For what it is worth, four out of the eight Mock Drafts on Nfl.com have the Redskins selecting Jones. The other four have them picking up pass-rushing defensive end Robert Quinn from North Carolina. Quinn has the athleticism that would enable him to make the switch to outside linebacker in a 3-4. The Redskins' defense definitely needs help with their pass rush, and getting a player that is a tenacious pass rusher would be a smart pick. There is no telling where Quinn would have been rated had he not been suspended for agent interaction this season, but some have suggested he was on his way to being a top-five pick.
Here is hoping the Redskins find a way to add more picks for Thursday night, as well as a player that will fill one of their many needs.
Jim Larranaga Shocks Mason Nation
So let me get this straight. The coach from the CAA that took his team to this year's Final Four is staying, and Jim Larranaga is leaving for a bigger conference school? Raise your hand if saw that coming. Sure, now we have found out there were troubles in Fairfax with the relationship we thought would last forever. Larranaga's assistants were underpaid even for CAA standards, the facility upgrades were not happening and the 61-year-old coach was ready for a change and a challenge. And, sure, more money. The magical Final Four run Larranaga led the Patriots on just five years ago led to a lot of benefits for the University when it comes to Alumni support, enrollment and exposure.

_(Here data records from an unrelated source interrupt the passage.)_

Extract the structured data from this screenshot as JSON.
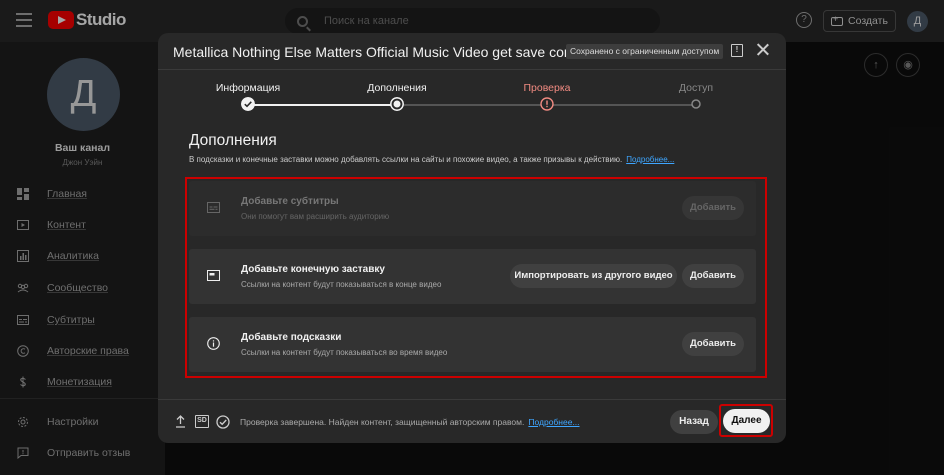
{
  "topbar": {
    "logo_text": "Studio",
    "search_placeholder": "Поиск на канале",
    "help_glyph": "?",
    "create_label": "Создать",
    "avatar_letter": "Д"
  },
  "sidebar": {
    "avatar_letter": "Д",
    "channel_label": "Ваш канал",
    "channel_name": "Джон Уэйн",
    "items": [
      {
        "label": "Главная",
        "icon": "dashboard-icon"
      },
      {
        "label": "Контент",
        "icon": "content-icon"
      },
      {
        "label": "Аналитика",
        "icon": "analytics-icon"
      },
      {
        "label": "Сообщество",
        "icon": "community-icon"
      },
      {
        "label": "Субтитры",
        "icon": "subtitles-icon"
      },
      {
        "label": "Авторские права",
        "icon": "copyright-icon"
      },
      {
        "label": "Монетизация",
        "icon": "dollar-icon"
      }
    ],
    "bottom_items": [
      {
        "label": "Настройки",
        "icon": "gear-icon"
      },
      {
        "label": "Отправить отзыв",
        "icon": "feedback-icon"
      }
    ]
  },
  "dialog": {
    "title": "Metallica Nothing Else Matters Official Music Video get save com",
    "visibility_badge": "Сохранено с ограниченным доступом",
    "steps": [
      {
        "label": "Информация",
        "state": "done"
      },
      {
        "label": "Дополнения",
        "state": "current"
      },
      {
        "label": "Проверка",
        "state": "warning"
      },
      {
        "label": "Доступ",
        "state": "pending"
      }
    ],
    "section_title": "Дополнения",
    "section_desc": "В подсказки и конечные заставки можно добавлять ссылки на сайты и похожие видео, а также призывы к действию.",
    "learn_more": "Подробнее...",
    "cards": {
      "subtitles": {
        "title": "Добавьте субтитры",
        "subtitle": "Они помогут вам расширить аудиторию",
        "button": "Добавить"
      },
      "endscreen": {
        "title": "Добавьте конечную заставку",
        "subtitle": "Ссылки на контент будут показываться в конце видео",
        "import_button": "Импортировать из другого видео",
        "button": "Добавить"
      },
      "cards": {
        "title": "Добавьте подсказки",
        "subtitle": "Ссылки на контент будут показываться во время видео",
        "button": "Добавить"
      }
    },
    "footer": {
      "sd_badge": "SD",
      "status": "Проверка завершена. Найден контент, защищенный авторским правом.",
      "learn_more": "Подробнее...",
      "back_label": "Назад",
      "next_label": "Далее"
    }
  },
  "colors": {
    "accent_red": "#cc0000",
    "warning": "#f28b82",
    "link": "#3ea6ff"
  }
}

However, in the end they could not compete with the ACC cellar dweller, as President Tom O'Connor explained at the press conference.
"In all honesty, the university can only go so far with finances," O'Connor said, according to the AP. "We think we put together a very, very attractive financial compensation package. We couldn't compete with an ACC school, a big football school with its budget."
Make no mistake: going to the ACC is not a bad thing. But Larranaga went to Miami, where there are a LOT of built-in issues when it comes to basketball. He left a better program for the upside of what the ACC can bring. George Mason, if they make a good hire, can have a really good team next year and for years to come. However, you know the saying, "if its not broke don't fix it." It seems like George Mason has done that.
Ian Desmond Gets a Day Off
Ian Desmond got a mental health day as they Nationals beat the Pirates in the finale of their series in Pittsburgh. Desmond had a rough game Saturday night, committing a pair of errors and going 0 for 3. Desmond is once again piling up the errors with six, which leads the league. He also is only batting .203 and has just a .253 on-base percentage. Desmond has a lot on his mind as he is awaiting the birth of a child too, so don't read too much in the day off.
"I would think that he's got a lot going on in his mind. Sometimes, when you're not getting your hits, you get a couple errors accumulated, it can get in your head a little bit. We're just going to give him a break today."
Manager Jim Riggleman did defend one of Desmond's errors.
"He's taking one for the team there," Riggleman said. "A fast runner is going to second. There's probably no play there. Instead of giving up on the play, he tried to be extremely quick, slap a tag down. In the process, he gets charged with an error. He could have just played it safe, caught the ball, doesn't get charged with an error. He kind of tried to save us there out of a situation."
The Nats are clearly backing their guy and will continue to do so. However, if the struggles in the field continue, there will be plenty of chatter about whether the Nats have the right players in the right position in the middle of their infield. Keep in mind: Danny Espinosa is also a natural shortstop who was asked to make the move to second.